In the series the paintings center around eyes because when most people first think about perception the concept that pops into their mind is the idea of vision. When I first began the series I wondered if there would be enough material to merit an entire series, but I soon discovered that this particular well runs deep in that how we perceive the world is central to everything we do. I could go on and on talking about perception, but don't worry I won't. I will say this though, I believe that the way we as people understand the world around us is far more complex and more emotional than we ever realize.

If I were to look at my mother, for instance, I do not have the perception of just one thing.

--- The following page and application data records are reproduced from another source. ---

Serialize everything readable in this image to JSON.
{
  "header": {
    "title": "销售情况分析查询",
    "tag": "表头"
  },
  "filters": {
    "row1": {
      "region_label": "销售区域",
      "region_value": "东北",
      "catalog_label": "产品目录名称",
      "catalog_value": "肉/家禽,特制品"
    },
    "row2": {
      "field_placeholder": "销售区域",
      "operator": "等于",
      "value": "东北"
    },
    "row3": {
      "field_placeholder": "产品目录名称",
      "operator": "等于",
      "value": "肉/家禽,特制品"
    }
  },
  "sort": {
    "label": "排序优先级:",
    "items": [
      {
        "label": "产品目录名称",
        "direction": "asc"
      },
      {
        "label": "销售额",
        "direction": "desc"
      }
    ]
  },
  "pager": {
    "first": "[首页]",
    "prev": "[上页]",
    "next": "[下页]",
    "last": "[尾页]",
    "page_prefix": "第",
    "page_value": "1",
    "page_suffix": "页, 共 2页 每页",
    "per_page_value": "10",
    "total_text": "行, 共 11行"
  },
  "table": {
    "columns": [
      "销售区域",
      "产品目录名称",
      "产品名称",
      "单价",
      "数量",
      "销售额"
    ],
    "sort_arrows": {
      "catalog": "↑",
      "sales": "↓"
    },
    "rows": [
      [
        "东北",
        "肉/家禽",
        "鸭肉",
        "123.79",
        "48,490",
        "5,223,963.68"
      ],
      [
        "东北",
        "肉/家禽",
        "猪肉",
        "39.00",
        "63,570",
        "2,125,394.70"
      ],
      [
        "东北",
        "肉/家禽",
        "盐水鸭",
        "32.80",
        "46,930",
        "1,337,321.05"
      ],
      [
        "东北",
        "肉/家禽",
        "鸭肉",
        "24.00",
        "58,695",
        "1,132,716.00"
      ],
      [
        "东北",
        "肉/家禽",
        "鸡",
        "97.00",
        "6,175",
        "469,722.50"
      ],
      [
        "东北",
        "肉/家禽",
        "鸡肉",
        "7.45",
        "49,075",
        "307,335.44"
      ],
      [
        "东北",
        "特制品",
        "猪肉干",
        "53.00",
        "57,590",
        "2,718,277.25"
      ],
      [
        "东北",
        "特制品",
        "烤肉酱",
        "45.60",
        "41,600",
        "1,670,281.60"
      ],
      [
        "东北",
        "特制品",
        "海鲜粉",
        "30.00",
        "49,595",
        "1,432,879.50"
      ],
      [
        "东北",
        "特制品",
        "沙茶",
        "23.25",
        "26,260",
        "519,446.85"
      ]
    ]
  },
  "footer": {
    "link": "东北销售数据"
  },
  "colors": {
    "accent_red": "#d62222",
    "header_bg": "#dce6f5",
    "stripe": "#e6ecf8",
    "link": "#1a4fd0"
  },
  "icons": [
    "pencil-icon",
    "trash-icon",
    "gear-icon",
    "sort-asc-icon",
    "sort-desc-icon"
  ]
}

I perceive the love that she has for me, the love that I have for her, all of the birthdays and holidays that we have shared together, the arguments, the apologies, and the thousand other experiences and memories that we have together. All of these single events have a purity of their own and combine together to form the singular ever-changing form of my mother. In my painting of this series I have tried to recognize this concept by separating each color so that they stand alone in the paintings but come together to form one image.

Understanding, I believe, is when one person's perception matches another's. Frustration comes from this rarely happening, the miracle is that it happens at all.

Friday, July 20, 2007

Let's start at the beginning...

Hi, I'm John Bramblitt and welcome to my blog.
I suppose you're wondering what this blog is about, I don't really know I've ever had a blog before - there will definitely be some art, some writing and other things like that going on. I'm expecting some guest appearances from my wife, family and friends- perhaps even some people that I don't know will pop in. Who knows? This is my first time, but we should really get started.
All we need is a beginning, just something to get the ball rolling. Anything really - just some sort of ramble. Doesn't even have to be that coherent just so long as it’s short -- we are the TV generation after all. Just something that goes on and on about nothing at all. Some sort of rant that just lets people know that we have started, that the blog in fact has begun... you know like in those old black-and-white movies where the father would walk up to the fireplace and put his foot up on the hearth and his arm on the mantle while the family gathered round him gazing up expectantly waiting for the words of wisdom that were sure to follow... OR how the hero in an action movie who may have only spoken five words in the last two hours turns his blood spattered face to the camera and explains how all he wants is peace.
Something like that...
Nope, I'm drawing a blank; maybe we'll start this thing later.